CBS Cuts Ties With Rather, Ushers New Era With Couric
Rather is leaving CBS News before his contract expires after he and the network failed to agree on a role for him going forward. After succeeding Walter Cronkite in 1981, Rather held the anchor job until March 2005, during which he became a household name along with competitors Peter Jennings on ABC and Tom Brokaw on NBC. But he was nudged, if not forced, aside for his involvement in a disputed 2004 "60 Minutes II" report about President Bush's National Guard service. He then segued into a correspondent's role at "60 Minutes," but felt he was underutilized.
"My departure before the term of my contract represents CBS's final acknowledgement, after a protracted struggle, that they had not lived up to their obligation to allow me to do substantive work there," Rather said in a statement.
CBS had offered Rather an office but no role in newsgathering, and he said "it just isn't in me to sit around doing nothing." Rather, 74, added that he would continue reporting and will seek opportunities elsewhere.
Rather was known for an often dogged reporting style (his 1988 grilling of the first President Bush about the Iran-Contra affair is mentioned repeatedly as an example) and a sometimes folksy manner that might prompt him to say that there was "a better chance of a hippopotamus running through this room" than the 2000 election being sorted out on election night.
CBS News was conciliatory in its goodbye to Rather, announcing that it plans a prime-time special dedicated to his career this fall and would make a contribution to his alma mater, Sam Houston State.
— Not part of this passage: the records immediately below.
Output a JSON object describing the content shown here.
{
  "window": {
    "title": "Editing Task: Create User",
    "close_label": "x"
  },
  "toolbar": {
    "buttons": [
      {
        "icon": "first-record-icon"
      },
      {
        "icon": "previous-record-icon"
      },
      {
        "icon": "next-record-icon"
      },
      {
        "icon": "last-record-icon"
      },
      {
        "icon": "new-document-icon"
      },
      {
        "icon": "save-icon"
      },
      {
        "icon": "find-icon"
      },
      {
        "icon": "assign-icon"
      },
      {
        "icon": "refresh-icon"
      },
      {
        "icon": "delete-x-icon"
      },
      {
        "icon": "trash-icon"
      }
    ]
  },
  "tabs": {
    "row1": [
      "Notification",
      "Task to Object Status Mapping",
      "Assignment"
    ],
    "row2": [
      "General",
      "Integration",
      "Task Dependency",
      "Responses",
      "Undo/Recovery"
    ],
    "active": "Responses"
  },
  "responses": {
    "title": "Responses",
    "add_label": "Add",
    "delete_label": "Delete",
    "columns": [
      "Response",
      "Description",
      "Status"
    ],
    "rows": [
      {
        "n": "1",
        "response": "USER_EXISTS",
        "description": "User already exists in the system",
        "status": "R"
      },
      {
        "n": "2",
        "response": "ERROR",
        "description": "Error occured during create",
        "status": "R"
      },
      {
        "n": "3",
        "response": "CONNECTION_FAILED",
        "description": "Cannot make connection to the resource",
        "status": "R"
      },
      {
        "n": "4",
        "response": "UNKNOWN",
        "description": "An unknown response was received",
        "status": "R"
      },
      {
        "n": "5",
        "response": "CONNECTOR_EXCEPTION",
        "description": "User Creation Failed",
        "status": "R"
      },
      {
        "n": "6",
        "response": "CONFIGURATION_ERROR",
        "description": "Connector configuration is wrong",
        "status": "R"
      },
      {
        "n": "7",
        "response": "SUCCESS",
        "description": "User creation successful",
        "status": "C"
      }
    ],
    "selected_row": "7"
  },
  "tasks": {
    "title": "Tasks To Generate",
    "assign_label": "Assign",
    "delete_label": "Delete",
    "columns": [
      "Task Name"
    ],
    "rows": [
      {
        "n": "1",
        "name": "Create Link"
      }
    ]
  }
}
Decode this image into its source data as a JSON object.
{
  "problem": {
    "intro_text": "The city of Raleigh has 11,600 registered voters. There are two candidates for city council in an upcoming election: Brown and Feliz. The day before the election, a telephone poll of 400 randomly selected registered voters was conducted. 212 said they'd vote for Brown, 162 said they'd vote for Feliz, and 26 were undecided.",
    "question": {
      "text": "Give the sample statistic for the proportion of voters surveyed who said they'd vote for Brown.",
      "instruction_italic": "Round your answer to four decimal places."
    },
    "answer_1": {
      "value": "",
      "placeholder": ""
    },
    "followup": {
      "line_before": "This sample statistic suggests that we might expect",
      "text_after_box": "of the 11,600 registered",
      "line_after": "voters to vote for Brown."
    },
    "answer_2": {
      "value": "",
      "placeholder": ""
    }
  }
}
"With the utmost respect, we mark the extraordinary and singular role Dan has played in writing the script of not only CBS News, but of broadcast journalism," said Sean McManus, CBS News president, in a statement. "There will always be a part of Dan Rather at CBS News. He is truly a 'reporter's reporter,' and he has helped to train several generations of broadcast journalists. His legacy cannot be replicated."
Still, CBS News' desire to separate itself from Rather--perhaps due to a perception that he represents a bygone era in network news and carries a taint from the 2004 reporting snafu--is palpable. When Brokaw stepped down, he received a 10-year contract from NBC, while ABC appeared ready to stick with Jennings as its lead anchor until his untimely death.
Couric can now serve as the face of a "new" CBS News without having the possibility of Rather upstage her with attention he could gain from his "60 Minutes" reporting via a breakthrough interview landed or perhaps another controversy started. She will take over for Bob Schieffer, who succeeded Rather, in September under a contract that reportedly is paying her in the range of $15 million a year.
Last week, CBS President-CEO Leslie Moonves said "Katie Couric is going to end up being one of the best bargains we ever made" and she has already "paid for herself" through increased upfront sales.
"I got $15 million more for the evening news," Moonves said, while also trumpeting the role Couric, the NBC "Today" veteran, will play in energizing CBS' "Early Show."
However, in a report issued Monday, Merrill Lynch analyst Jessica Reif Cohen wrote that the upfront evening news market is "flat at best," though she partly reserved judgment on Couric's ultimate impact. She wrote "it is unclear if Ms. Couric's departure from NBC's 'Today' will have a positive impact on ABC and CBS's morning shows or how large an impact her addition will have on CBS's Evening News."
With Couric starting at CBS, Charlie Gibson anchoring at ABC and Brian Williams having succeeded Brokaw at NBC, the ratings horse race for the evening news will generate considerable interest this fall.
"The game of news has changed drastically this year," Moonves said.